-- INPUT follows --

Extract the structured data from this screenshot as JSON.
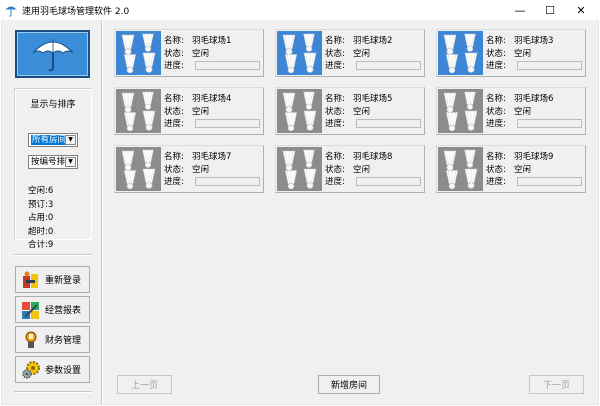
{
  "window": {
    "title": "速用羽毛球场管理软件 2.0",
    "controls": {
      "minimize": "—",
      "maximize": "☐",
      "close": "✕"
    }
  },
  "sidebar": {
    "logo_icon": "umbrella-icon",
    "group_title": "显示与排序",
    "filter_select": {
      "value": "所有房间"
    },
    "sort_select": {
      "value": "按编号排"
    },
    "stats": [
      {
        "label": "空闲",
        "value": "6"
      },
      {
        "label": "预订",
        "value": "3"
      },
      {
        "label": "占用",
        "value": "0"
      },
      {
        "label": "超时",
        "value": "0"
      },
      {
        "label": "合计",
        "value": "9"
      }
    ],
    "buttons": [
      {
        "label": "重新登录",
        "icon": "relogin-icon"
      },
      {
        "label": "经营报表",
        "icon": "report-icon"
      },
      {
        "label": "财务管理",
        "icon": "finance-icon"
      },
      {
        "label": "参数设置",
        "icon": "settings-gear-icon"
      }
    ]
  },
  "labels": {
    "name": "名称:",
    "status": "状态:",
    "progress": "进度:"
  },
  "courts": [
    {
      "name": "羽毛球场1",
      "status": "空闲",
      "progress": 0,
      "theme": "blue"
    },
    {
      "name": "羽毛球场2",
      "status": "空闲",
      "progress": 0,
      "theme": "blue"
    },
    {
      "name": "羽毛球场3",
      "status": "空闲",
      "progress": 0,
      "theme": "blue"
    },
    {
      "name": "羽毛球场4",
      "status": "空闲",
      "progress": 0,
      "theme": "gray"
    },
    {
      "name": "羽毛球场5",
      "status": "空闲",
      "progress": 0,
      "theme": "gray"
    },
    {
      "name": "羽毛球场6",
      "status": "空闲",
      "progress": 0,
      "theme": "gray"
    },
    {
      "name": "羽毛球场7",
      "status": "空闲",
      "progress": 0,
      "theme": "gray"
    },
    {
      "name": "羽毛球场8",
      "status": "空闲",
      "progress": 0,
      "theme": "gray"
    },
    {
      "name": "羽毛球场9",
      "status": "空闲",
      "progress": 0,
      "theme": "gray"
    }
  ],
  "bottom": {
    "prev": "上一页",
    "add": "新增房间",
    "next": "下一页"
  },
  "colors": {
    "blue_court": "#3d86d6",
    "gray_court": "#8c8c8c",
    "progress": "#06b025",
    "selection": "#0078d7"
  }
}
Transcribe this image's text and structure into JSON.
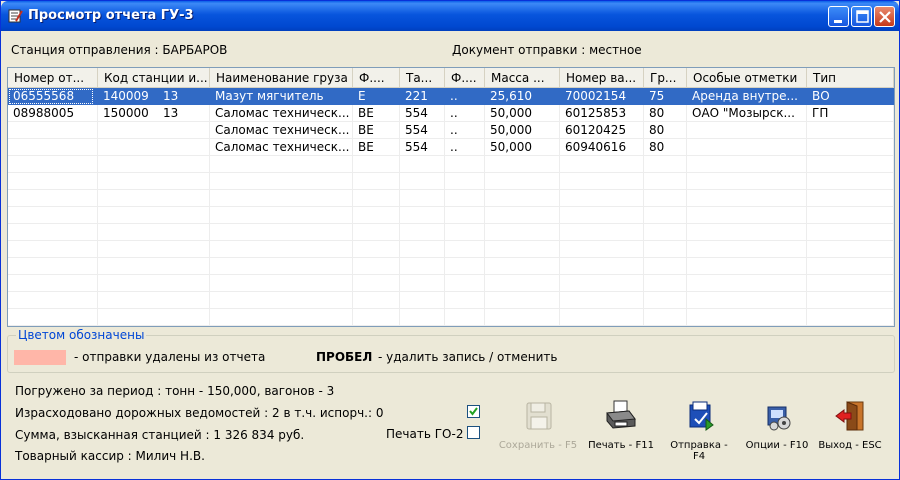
{
  "window": {
    "title": "Просмотр отчета ГУ-3"
  },
  "header": {
    "station": "Станция отправления : БАРБАРОВ",
    "document": "Документ отправки : местное"
  },
  "grid": {
    "columns": [
      "Номер от...",
      "Код станции и...",
      "Наименование груза",
      "Ф....",
      "Та...",
      "Ф....",
      "Масса ...",
      "Номер ва...",
      "Гр...",
      "Особые отметки",
      "Тип"
    ],
    "rows": [
      [
        "06555568",
        "140009",
        "13",
        "Мазут мягчитель",
        "Е",
        "221",
        "..",
        "25,610",
        "70002154",
        "75",
        "Аренда внутре...",
        "ВО"
      ],
      [
        "08988005",
        "150000",
        "13",
        "Саломас техническ...",
        "ВЕ",
        "554",
        "..",
        "50,000",
        "60125853",
        "80",
        "ОАО \"Мозырск...",
        "ГП"
      ],
      [
        "",
        "",
        "",
        "Саломас техническ...",
        "ВЕ",
        "554",
        "..",
        "50,000",
        "60120425",
        "80",
        "",
        ""
      ],
      [
        "",
        "",
        "",
        "Саломас техническ...",
        "ВЕ",
        "554",
        "..",
        "50,000",
        "60940616",
        "80",
        "",
        ""
      ]
    ],
    "selected_row": 0
  },
  "legend": {
    "title": "Цветом обозначены",
    "swatch_color": "#FFB6A8",
    "removed_text": "- отправки удалены из отчета",
    "key": "ПРОБЕЛ",
    "key_text": "- удалить запись / отменить"
  },
  "footer": {
    "loaded": "Погружено за период : тонн - 150,000, вагонов - 3",
    "spent": "Израсходовано дорожных ведомостей : 2 в т.ч. испорч.: 0",
    "sum": "Сумма, взысканная станцией : 1 326 834 руб.",
    "cashier": "Товарный кассир : Милич Н.В.",
    "print_go2_label": "Печать ГО-2",
    "checkbox1_checked": true,
    "checkbox2_checked": false
  },
  "toolbar": {
    "save": "Сохранить - F5",
    "print": "Печать - F11",
    "send": "Отправка - F4",
    "options": "Опции - F10",
    "exit": "Выход - ESC"
  },
  "colors": {
    "selection": "#316AC5",
    "title_bar": "#0855DD",
    "legend_title": "#0046D5"
  }
}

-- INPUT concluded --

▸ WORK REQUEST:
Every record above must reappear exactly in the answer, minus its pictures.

▸ YOUR SOLUTION:
Extract the structured data from this screenshot as JSON.
{
  "window": {
    "title": "速用羽毛球场管理软件 2.0",
    "controls": {
      "minimize": "—",
      "maximize": "☐",
      "close": "✕"
    }
  },
  "sidebar": {
    "logo_icon": "umbrella-icon",
    "group_title": "显示与排序",
    "filter_select": {
      "value": "所有房间"
    },
    "sort_select": {
      "value": "按编号排"
    },
    "stats": [
      {
        "label": "空闲",
        "value": "6"
      },
      {
        "label": "预订",
        "value": "3"
      },
      {
        "label": "占用",
        "value": "0"
      },
      {
        "label": "超时",
        "value": "0"
      },
      {
        "label": "合计",
        "value": "9"
      }
    ],
    "buttons": [
      {
        "label": "重新登录",
        "icon": "relogin-icon"
      },
      {
        "label": "经营报表",
        "icon": "report-icon"
      },
      {
        "label": "财务管理",
        "icon": "finance-icon"
      },
      {
        "label": "参数设置",
        "icon": "settings-gear-icon"
      }
    ]
  },
  "labels": {
    "name": "名称:",
    "status": "状态:",
    "progress": "进度:"
  },
  "courts": [
    {
      "name": "羽毛球场1",
      "status": "空闲",
      "progress": 0,
      "theme": "blue"
    },
    {
      "name": "羽毛球场2",
      "status": "空闲",
      "progress": 0,
      "theme": "blue"
    },
    {
      "name": "羽毛球场3",
      "status": "空闲",
      "progress": 0,
      "theme": "blue"
    },
    {
      "name": "羽毛球场4",
      "status": "空闲",
      "progress": 0,
      "theme": "gray"
    },
    {
      "name": "羽毛球场5",
      "status": "空闲",
      "progress": 0,
      "theme": "gray"
    },
    {
      "name": "羽毛球场6",
      "status": "空闲",
      "progress": 0,
      "theme": "gray"
    },
    {
      "name": "羽毛球场7",
      "status": "空闲",
      "progress": 0,
      "theme": "gray"
    },
    {
      "name": "羽毛球场8",
      "status": "空闲",
      "progress": 0,
      "theme": "gray"
    },
    {
      "name": "羽毛球场9",
      "status": "空闲",
      "progress": 0,
      "theme": "gray"
    }
  ],
  "bottom": {
    "prev": "上一页",
    "add": "新增房间",
    "next": "下一页"
  },
  "colors": {
    "blue_court": "#3d86d6",
    "gray_court": "#8c8c8c",
    "progress": "#06b025",
    "selection": "#0078d7"
  }
}
Transcribe this image's text and structure into JSON.
{
  "window": {
    "title": "Просмотр отчета ГУ-3"
  },
  "header": {
    "station": "Станция отправления : БАРБАРОВ",
    "document": "Документ отправки : местное"
  },
  "grid": {
    "columns": [
      "Номер от...",
      "Код станции и...",
      "Наименование груза",
      "Ф....",
      "Та...",
      "Ф....",
      "Масса ...",
      "Номер ва...",
      "Гр...",
      "Особые отметки",
      "Тип"
    ],
    "rows": [
      [
        "06555568",
        "140009",
        "13",
        "Мазут мягчитель",
        "Е",
        "221",
        "..",
        "25,610",
        "70002154",
        "75",
        "Аренда внутре...",
        "ВО"
      ],
      [
        "08988005",
        "150000",
        "13",
        "Саломас техническ...",
        "ВЕ",
        "554",
        "..",
        "50,000",
        "60125853",
        "80",
        "ОАО \"Мозырск...",
        "ГП"
      ],
      [
        "",
        "",
        "",
        "Саломас техническ...",
        "ВЕ",
        "554",
        "..",
        "50,000",
        "60120425",
        "80",
        "",
        ""
      ],
      [
        "",
        "",
        "",
        "Саломас техническ...",
        "ВЕ",
        "554",
        "..",
        "50,000",
        "60940616",
        "80",
        "",
        ""
      ]
    ],
    "selected_row": 0
  },
  "legend": {
    "title": "Цветом обозначены",
    "swatch_color": "#FFB6A8",
    "removed_text": "- отправки удалены из отчета",
    "key": "ПРОБЕЛ",
    "key_text": "- удалить запись / отменить"
  },
  "footer": {
    "loaded": "Погружено за период : тонн - 150,000, вагонов - 3",
    "spent": "Израсходовано дорожных ведомостей : 2 в т.ч. испорч.: 0",
    "sum": "Сумма, взысканная станцией : 1 326 834 руб.",
    "cashier": "Товарный кассир : Милич Н.В.",
    "print_go2_label": "Печать ГО-2",
    "checkbox1_checked": true,
    "checkbox2_checked": false
  },
  "toolbar": {
    "save": "Сохранить - F5",
    "print": "Печать - F11",
    "send": "Отправка - F4",
    "options": "Опции - F10",
    "exit": "Выход - ESC"
  },
  "colors": {
    "selection": "#316AC5",
    "title_bar": "#0855DD",
    "legend_title": "#0046D5"
  }
}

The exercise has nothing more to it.